▶ Material provided

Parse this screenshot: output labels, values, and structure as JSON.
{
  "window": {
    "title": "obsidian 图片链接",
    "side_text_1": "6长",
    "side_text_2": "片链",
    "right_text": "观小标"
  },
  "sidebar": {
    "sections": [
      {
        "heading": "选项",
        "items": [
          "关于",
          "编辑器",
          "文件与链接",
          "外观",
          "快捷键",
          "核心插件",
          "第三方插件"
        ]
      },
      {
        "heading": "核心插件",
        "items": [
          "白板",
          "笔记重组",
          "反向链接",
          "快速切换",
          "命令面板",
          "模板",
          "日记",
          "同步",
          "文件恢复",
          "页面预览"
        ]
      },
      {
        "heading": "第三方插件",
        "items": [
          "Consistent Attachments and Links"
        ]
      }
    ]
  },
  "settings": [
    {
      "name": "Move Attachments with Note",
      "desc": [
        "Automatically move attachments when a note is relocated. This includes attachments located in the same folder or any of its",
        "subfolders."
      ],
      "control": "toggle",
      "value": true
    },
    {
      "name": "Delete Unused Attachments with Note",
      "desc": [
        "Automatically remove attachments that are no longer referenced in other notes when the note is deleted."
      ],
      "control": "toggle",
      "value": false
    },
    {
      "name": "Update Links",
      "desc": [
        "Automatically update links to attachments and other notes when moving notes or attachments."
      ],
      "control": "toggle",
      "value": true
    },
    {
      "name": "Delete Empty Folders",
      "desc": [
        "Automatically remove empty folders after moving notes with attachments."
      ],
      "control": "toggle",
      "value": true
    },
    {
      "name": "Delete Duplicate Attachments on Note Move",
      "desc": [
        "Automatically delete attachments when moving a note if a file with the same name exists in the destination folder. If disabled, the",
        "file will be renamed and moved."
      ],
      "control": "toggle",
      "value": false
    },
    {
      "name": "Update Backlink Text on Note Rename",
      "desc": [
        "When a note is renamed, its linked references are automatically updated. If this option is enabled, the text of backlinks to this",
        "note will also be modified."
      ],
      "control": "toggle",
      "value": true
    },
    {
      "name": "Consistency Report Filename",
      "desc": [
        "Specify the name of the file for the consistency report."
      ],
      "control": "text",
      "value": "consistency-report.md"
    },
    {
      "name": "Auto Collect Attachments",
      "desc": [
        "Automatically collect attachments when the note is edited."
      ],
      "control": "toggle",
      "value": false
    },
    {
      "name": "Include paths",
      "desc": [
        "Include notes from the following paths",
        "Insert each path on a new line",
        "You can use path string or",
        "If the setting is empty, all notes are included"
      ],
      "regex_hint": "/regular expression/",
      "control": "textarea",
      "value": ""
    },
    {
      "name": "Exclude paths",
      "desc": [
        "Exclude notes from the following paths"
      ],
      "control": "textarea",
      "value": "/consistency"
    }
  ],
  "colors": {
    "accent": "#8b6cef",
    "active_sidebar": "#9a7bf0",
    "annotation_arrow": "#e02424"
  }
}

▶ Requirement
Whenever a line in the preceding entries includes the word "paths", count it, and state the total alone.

▶ Your response
4